Just to mention a few more:
– The Atomium sculpture
– King’s Castle,
Royal Palace, not to be confused with Place Royale (the original Royal Palace)
– the still standing Notre-Dame church
– Brussels Park where I accidentally found a small free rave on Easter
Brussels is definitely one of those cities where no matter where you turn or which street you take, you’ll find something interesting.

TInTin Mural
If like me, you’re a fan of street art, you’ll find a beautiful mural by
Okudart right outside the North station. There are also many murals based on comics around Brussels. My favorite is, of course, the TinTin mural, shown here. You can also see the Smurf’s passage, leading to Centraal Station, as well as the Caroline Baldwin and the Broussaille mural.

A perfect way to end the day at Brussels is by enjoying the sunset and the live music performer at the steps in Mont des Arts (featured image on top). This is a very picturesque and romantic area with a beautiful sight in every corner. I was on my own (#foreveralone) but didn’t mind all the embracing couples around me because I was in love with moment and the colorful sky. I also had a delicious chocolate covered waffle to keep me company ❤

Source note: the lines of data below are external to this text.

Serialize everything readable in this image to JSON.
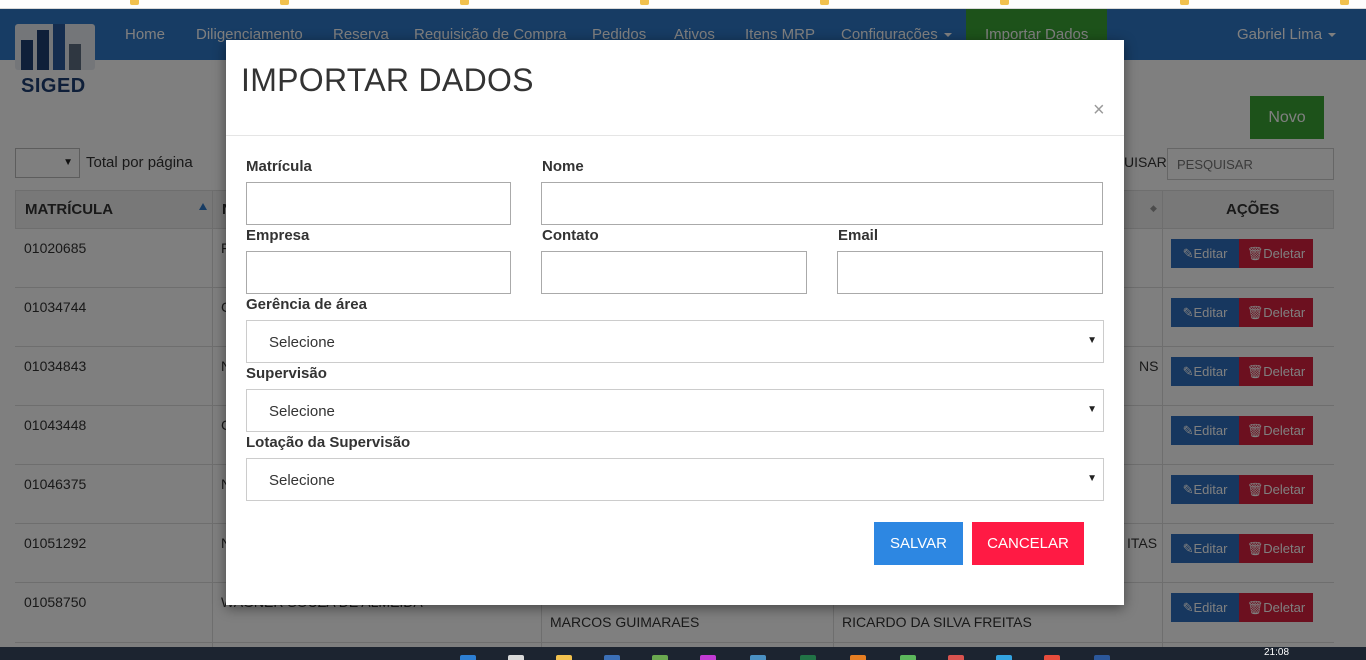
{
  "navbar": {
    "items": [
      "Home",
      "Diligenciamento",
      "Reserva",
      "Requisição de Compra",
      "Pedidos",
      "Ativos",
      "Itens MRP",
      "Configurações",
      "Importar Dados"
    ],
    "user": "Gabriel Lima",
    "colors": {
      "nav": "#2f78c8",
      "active": "#3aa535"
    }
  },
  "logo": {
    "label": "SIGED"
  },
  "page": {
    "new_button": "Novo",
    "per_page_label": "Total por página",
    "search_label": "UISAR:",
    "search_placeholder": "PESQUISAR"
  },
  "table": {
    "headers": [
      "MATRÍCULA",
      "N",
      "AÇÕES"
    ],
    "edit_label": "Editar",
    "delete_label": "Deletar",
    "rows": [
      {
        "matricula": "01020685",
        "nome": "F",
        "gerencia": "",
        "supervisao": ""
      },
      {
        "matricula": "01034744",
        "nome": "C",
        "gerencia": "",
        "supervisao": ""
      },
      {
        "matricula": "01034843",
        "nome": "N",
        "gerencia": "",
        "supervisao": "NS"
      },
      {
        "matricula": "01043448",
        "nome": "C",
        "gerencia": "",
        "supervisao": ""
      },
      {
        "matricula": "01046375",
        "nome": "N",
        "gerencia": "",
        "supervisao": ""
      },
      {
        "matricula": "01051292",
        "nome": "N",
        "gerencia": "",
        "supervisao": "ITAS"
      },
      {
        "matricula": "01058750",
        "nome": "WAGNER SOUZA DE ALMEIDA",
        "gerencia": "MARCOS GUIMARAES",
        "supervisao": "RICARDO DA SILVA FREITAS"
      }
    ]
  },
  "modal": {
    "title": "IMPORTAR DADOS",
    "close": "×",
    "fields": {
      "matricula": "Matrícula",
      "nome": "Nome",
      "empresa": "Empresa",
      "contato": "Contato",
      "email": "Email",
      "gerencia": "Gerência de área",
      "supervisao": "Supervisão",
      "lotacao": "Lotação da Supervisão"
    },
    "select_placeholder": "Selecione",
    "save": "SALVAR",
    "cancel": "CANCELAR",
    "colors": {
      "save": "#2d87e2",
      "cancel": "#ff1a44"
    }
  },
  "taskbar": {
    "clock": "21:08"
  }
}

Where to eat
GofreYou’ll never taste french fries the same way, since you’ll soon realize they’re actually from Belgium and they’re called Frites! Waffles with maple syrup will no longer suffice either, it’s strawberries, chocolate and chantilly or dead!… ok, maybe I’m taking it a bit to the extreme but there’s a reason why Belgians take great pride in their food.
Frites and waffles are musts in Belgium. I also found mediterranean food to be very popular in Brussels. Here are a few inexpensive and delicious places with great customer service, as well as English speaking staff: L’Express (Lebanese), Hellas (Greek, cash only),  Mykonos (Greek) and Lotus Vert (Vietnamese) for colder days.

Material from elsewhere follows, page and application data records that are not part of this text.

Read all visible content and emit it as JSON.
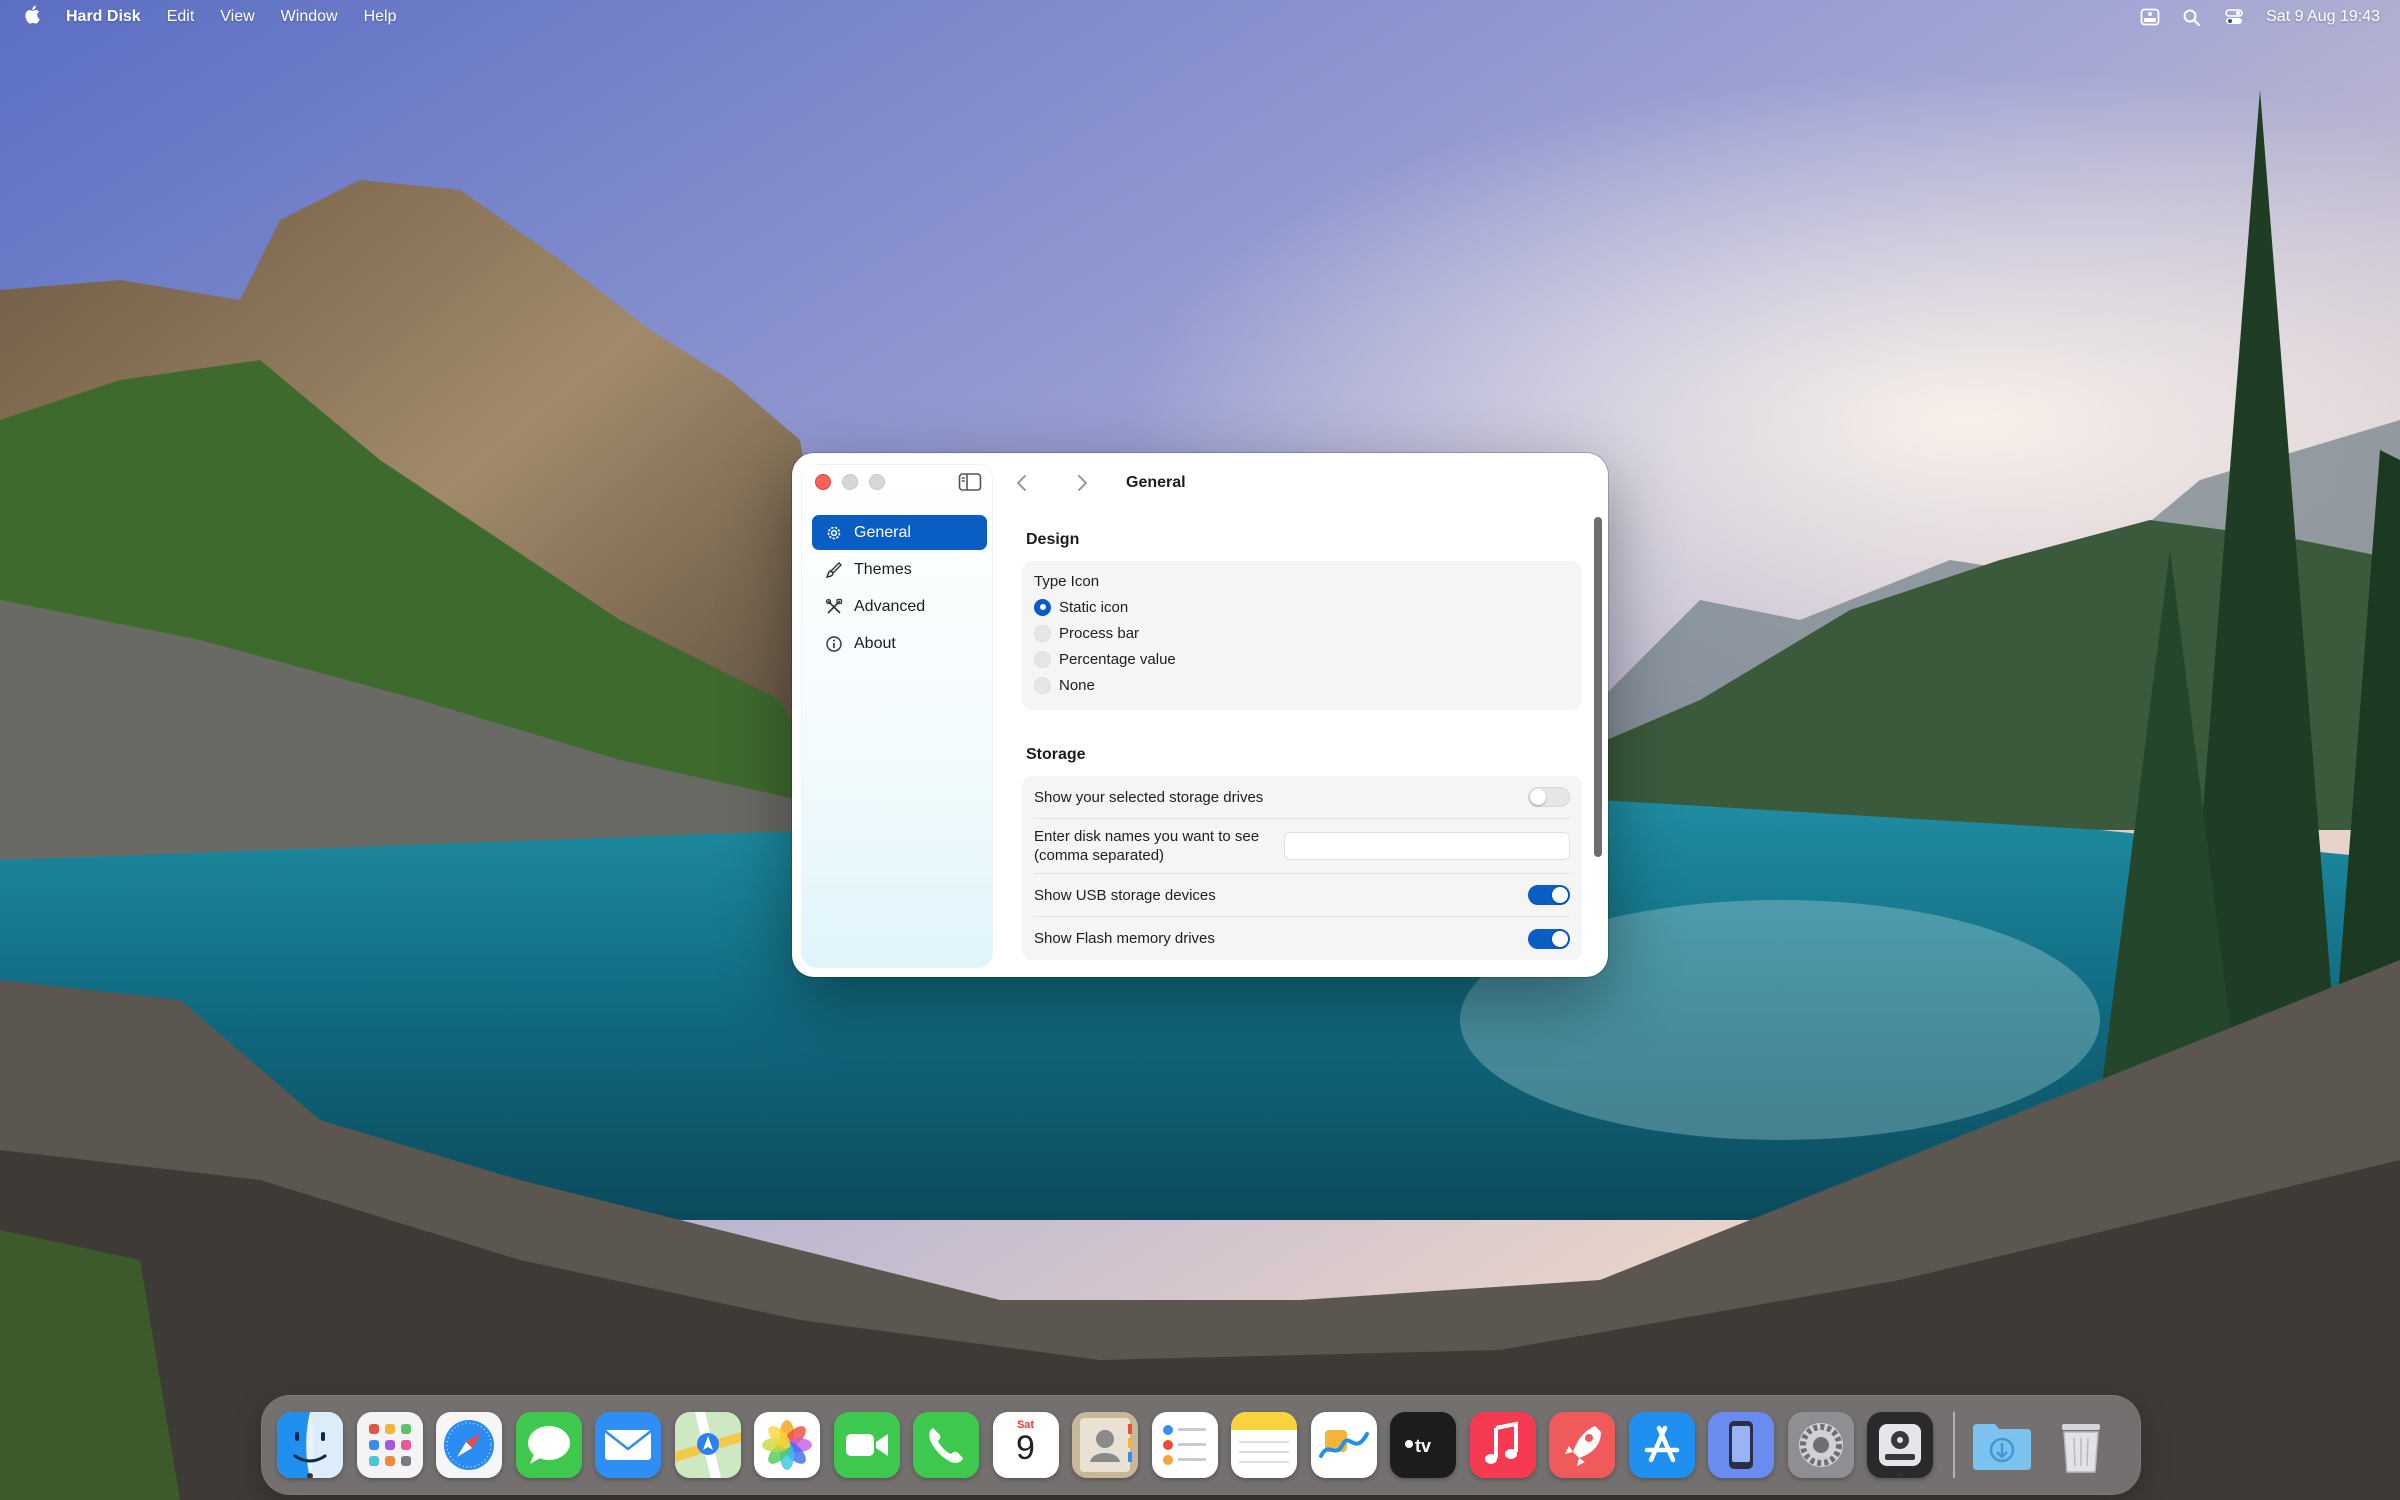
{
  "menubar": {
    "app_name": "Hard Disk",
    "menus": [
      "Edit",
      "View",
      "Window",
      "Help"
    ],
    "clock": "Sat 9 Aug  19:43"
  },
  "window": {
    "toolbar_title": "General",
    "sidebar": [
      {
        "label": "General",
        "icon": "gear-icon",
        "active": true
      },
      {
        "label": "Themes",
        "icon": "brush-icon",
        "active": false
      },
      {
        "label": "Advanced",
        "icon": "tools-icon",
        "active": false
      },
      {
        "label": "About",
        "icon": "info-icon",
        "active": false
      }
    ],
    "design": {
      "title": "Design",
      "group_label": "Type Icon",
      "options": [
        "Static icon",
        "Process bar",
        "Percentage value",
        "None"
      ],
      "selected": "Static icon"
    },
    "storage": {
      "title": "Storage",
      "show_selected_label": "Show your selected storage drives",
      "show_selected_on": false,
      "disk_names_label_1": "Enter disk names you want to see",
      "disk_names_label_2": "(comma separated)",
      "disk_names_value": "",
      "show_usb_label": "Show USB storage devices",
      "show_usb_on": true,
      "show_flash_label": "Show Flash memory drives",
      "show_flash_on": true
    }
  },
  "calendar": {
    "weekday": "Sat",
    "day": "9"
  },
  "dock": [
    "finder-icon",
    "launchpad-icon",
    "safari-icon",
    "messages-icon",
    "mail-icon",
    "maps-icon",
    "photos-icon",
    "facetime-icon",
    "phone-icon",
    "calendar-icon",
    "contacts-icon",
    "reminders-icon",
    "notes-icon",
    "freeform-icon",
    "apple-tv-icon",
    "music-icon",
    "rocket-icon",
    "app-store-icon",
    "simulator-icon",
    "system-settings-icon",
    "hard-disk-icon",
    "downloads-folder-icon",
    "trash-icon"
  ],
  "colors": {
    "accent": "#0a5dc2",
    "close": "#fe5f57"
  }
}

Here is the list of every place mentioned in this post for you to save in your Google maps. Don’t forget to download the Brussels map in Google maps so as to save data and time when roaming around Brussels. This city is a great place to just walk around and get lost, you’ll find wonderful things to see or places to eat and drink everywhere you go. I hope you make the best of your time in this amazing city and always, BE PRESENT.